/---

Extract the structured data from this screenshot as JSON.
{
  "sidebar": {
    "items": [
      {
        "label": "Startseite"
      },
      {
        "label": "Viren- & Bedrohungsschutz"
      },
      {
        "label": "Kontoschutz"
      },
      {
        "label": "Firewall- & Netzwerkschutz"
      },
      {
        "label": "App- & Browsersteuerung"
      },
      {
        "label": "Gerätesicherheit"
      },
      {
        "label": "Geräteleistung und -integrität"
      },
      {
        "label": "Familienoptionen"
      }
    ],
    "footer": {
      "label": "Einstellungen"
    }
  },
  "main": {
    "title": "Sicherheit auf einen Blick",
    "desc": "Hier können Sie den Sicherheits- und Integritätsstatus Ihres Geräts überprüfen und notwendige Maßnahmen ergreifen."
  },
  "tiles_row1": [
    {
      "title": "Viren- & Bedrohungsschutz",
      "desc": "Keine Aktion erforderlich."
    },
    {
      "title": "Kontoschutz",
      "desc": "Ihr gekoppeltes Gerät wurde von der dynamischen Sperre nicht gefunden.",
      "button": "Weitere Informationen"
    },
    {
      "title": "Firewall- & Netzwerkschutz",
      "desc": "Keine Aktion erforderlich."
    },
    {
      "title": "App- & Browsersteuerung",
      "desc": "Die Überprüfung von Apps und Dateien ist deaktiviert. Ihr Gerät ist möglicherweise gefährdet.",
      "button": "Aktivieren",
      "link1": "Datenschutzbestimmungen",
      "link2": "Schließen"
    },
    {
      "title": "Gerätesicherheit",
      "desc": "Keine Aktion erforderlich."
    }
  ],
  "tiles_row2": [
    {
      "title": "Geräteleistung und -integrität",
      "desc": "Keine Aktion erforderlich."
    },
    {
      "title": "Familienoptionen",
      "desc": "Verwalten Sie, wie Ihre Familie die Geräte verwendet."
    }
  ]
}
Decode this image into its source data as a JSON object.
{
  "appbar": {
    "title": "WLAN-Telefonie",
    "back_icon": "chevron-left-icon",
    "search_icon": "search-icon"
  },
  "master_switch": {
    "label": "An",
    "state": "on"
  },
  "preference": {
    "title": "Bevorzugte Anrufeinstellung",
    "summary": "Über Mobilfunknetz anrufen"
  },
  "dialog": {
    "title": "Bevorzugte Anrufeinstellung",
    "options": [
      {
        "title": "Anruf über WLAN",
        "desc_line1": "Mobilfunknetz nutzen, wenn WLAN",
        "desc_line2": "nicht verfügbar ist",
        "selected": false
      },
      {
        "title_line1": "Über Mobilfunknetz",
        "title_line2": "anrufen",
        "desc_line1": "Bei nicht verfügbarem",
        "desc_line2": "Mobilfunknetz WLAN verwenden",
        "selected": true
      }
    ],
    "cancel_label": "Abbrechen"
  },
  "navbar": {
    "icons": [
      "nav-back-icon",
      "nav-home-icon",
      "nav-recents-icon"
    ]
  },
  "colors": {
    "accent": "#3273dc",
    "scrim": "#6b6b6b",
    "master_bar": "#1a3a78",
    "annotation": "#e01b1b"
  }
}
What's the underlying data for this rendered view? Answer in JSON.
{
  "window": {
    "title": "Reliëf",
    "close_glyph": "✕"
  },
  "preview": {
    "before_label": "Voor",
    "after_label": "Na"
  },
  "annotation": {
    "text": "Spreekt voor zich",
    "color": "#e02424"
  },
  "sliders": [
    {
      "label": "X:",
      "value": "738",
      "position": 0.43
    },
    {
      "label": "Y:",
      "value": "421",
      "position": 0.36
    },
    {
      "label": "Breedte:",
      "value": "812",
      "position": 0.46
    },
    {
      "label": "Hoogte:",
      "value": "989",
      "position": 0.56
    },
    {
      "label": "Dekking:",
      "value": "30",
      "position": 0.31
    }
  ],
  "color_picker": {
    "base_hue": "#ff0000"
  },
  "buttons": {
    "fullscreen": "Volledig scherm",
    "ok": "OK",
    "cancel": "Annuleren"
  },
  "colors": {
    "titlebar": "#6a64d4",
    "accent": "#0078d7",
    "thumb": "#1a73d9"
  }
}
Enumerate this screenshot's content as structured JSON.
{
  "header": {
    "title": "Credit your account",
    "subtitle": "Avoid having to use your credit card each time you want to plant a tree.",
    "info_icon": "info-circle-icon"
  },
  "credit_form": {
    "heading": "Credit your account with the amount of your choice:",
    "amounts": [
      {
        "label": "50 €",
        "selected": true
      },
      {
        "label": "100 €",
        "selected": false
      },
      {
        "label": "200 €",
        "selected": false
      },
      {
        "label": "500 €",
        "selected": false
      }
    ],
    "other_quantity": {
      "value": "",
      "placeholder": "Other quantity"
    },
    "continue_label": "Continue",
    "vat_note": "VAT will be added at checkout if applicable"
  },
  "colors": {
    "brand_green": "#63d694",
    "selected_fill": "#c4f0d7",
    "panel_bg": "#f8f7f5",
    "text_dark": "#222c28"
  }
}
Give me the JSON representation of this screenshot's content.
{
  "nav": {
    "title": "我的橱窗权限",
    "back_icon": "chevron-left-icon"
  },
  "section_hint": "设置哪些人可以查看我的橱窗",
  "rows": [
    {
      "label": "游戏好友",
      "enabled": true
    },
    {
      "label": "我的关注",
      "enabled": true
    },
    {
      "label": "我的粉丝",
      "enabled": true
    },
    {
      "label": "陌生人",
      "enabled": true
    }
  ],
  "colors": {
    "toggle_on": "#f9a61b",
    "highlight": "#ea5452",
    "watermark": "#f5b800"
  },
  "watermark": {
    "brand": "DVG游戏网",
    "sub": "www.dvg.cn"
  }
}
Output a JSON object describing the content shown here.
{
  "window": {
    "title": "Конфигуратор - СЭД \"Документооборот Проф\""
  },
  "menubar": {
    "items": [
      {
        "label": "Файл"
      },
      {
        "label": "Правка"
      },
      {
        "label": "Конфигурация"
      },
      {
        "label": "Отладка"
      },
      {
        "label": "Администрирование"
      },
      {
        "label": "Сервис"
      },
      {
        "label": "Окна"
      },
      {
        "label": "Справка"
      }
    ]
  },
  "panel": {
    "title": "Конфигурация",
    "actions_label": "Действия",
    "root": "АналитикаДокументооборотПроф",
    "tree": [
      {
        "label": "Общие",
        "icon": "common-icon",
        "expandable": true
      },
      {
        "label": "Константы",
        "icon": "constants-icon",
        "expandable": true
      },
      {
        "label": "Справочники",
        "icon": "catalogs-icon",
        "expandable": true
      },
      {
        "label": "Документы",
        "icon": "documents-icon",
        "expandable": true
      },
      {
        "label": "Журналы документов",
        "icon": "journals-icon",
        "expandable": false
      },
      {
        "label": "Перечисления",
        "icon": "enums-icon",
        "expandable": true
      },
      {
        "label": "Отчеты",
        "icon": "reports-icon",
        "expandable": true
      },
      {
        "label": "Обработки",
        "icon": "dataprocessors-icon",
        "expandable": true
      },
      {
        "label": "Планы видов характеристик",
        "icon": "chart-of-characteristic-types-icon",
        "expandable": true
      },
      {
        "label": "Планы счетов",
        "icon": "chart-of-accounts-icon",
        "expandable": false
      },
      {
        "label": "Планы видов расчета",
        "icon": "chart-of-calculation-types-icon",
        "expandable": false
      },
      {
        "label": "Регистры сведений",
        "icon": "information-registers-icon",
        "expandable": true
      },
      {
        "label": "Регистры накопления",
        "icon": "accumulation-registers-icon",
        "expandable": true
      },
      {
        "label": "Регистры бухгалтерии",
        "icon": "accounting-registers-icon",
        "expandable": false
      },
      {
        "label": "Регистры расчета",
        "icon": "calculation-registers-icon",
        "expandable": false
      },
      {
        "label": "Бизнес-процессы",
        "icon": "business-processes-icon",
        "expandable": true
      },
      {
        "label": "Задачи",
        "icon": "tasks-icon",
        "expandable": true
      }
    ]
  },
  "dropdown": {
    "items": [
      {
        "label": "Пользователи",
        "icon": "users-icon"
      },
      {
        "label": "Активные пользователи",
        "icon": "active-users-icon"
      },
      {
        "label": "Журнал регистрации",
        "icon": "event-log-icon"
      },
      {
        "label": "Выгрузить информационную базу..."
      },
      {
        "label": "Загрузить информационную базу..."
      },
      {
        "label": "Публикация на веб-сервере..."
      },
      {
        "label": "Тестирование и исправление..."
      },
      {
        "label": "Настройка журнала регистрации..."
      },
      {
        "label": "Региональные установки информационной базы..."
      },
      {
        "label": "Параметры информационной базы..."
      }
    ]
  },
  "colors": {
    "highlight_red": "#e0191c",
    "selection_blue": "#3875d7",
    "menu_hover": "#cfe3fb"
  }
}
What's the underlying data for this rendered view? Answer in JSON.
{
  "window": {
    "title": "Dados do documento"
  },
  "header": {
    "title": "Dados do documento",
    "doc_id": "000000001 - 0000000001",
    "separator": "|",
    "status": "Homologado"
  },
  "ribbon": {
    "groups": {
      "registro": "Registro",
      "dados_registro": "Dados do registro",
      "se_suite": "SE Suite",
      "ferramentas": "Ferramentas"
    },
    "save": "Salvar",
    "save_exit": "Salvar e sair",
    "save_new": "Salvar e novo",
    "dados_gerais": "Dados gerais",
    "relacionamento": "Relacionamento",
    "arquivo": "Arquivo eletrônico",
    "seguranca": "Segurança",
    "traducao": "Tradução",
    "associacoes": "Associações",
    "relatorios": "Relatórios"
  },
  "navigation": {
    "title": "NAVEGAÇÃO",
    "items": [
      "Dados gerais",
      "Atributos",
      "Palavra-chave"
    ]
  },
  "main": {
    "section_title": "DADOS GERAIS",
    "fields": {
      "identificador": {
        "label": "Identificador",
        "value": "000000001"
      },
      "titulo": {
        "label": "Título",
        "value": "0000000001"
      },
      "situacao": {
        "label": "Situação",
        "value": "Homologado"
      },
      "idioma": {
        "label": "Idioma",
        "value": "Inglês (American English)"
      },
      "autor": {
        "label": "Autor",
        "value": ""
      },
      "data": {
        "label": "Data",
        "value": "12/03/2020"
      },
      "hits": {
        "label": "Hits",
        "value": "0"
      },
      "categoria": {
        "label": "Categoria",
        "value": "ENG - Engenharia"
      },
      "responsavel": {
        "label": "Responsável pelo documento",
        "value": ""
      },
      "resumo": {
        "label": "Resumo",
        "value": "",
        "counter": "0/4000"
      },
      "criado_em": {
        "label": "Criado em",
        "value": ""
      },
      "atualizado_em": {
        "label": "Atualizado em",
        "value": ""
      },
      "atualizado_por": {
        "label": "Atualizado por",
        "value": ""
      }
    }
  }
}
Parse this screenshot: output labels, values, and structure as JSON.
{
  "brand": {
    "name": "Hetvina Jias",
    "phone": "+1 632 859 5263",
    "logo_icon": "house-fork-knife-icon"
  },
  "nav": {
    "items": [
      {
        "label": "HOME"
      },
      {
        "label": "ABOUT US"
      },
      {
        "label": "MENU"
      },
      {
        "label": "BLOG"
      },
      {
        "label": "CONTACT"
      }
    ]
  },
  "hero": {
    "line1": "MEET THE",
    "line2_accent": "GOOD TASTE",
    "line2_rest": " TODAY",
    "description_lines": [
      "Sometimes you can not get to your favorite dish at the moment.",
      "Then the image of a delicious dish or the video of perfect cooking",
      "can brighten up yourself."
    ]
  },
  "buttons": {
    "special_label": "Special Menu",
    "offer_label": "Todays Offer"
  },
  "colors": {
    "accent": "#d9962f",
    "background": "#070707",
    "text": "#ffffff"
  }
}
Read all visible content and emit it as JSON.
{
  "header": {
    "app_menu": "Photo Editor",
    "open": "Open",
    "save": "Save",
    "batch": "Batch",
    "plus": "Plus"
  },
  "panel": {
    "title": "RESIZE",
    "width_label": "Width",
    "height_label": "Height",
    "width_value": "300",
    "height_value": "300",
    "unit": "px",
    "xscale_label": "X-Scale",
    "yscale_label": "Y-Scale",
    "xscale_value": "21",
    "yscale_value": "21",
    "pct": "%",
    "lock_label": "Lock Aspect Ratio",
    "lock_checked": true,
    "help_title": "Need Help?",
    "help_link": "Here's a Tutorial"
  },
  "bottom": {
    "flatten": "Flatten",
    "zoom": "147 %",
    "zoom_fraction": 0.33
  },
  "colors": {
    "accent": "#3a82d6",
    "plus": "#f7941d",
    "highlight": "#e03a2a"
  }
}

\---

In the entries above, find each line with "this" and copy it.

Extract the structured data from this screenshot as JSON.
Decode this image into its source data as a JSON object.
What's the underlying data for this rendered view? Answer in JSON.
Enumerate this screenshot's content as structured JSON.
Give me the JSON representation of this screenshot's content.
What's the underlying data for this rendered view? Answer in JSON.
Parse this screenshot: output labels, values, and structure as JSON.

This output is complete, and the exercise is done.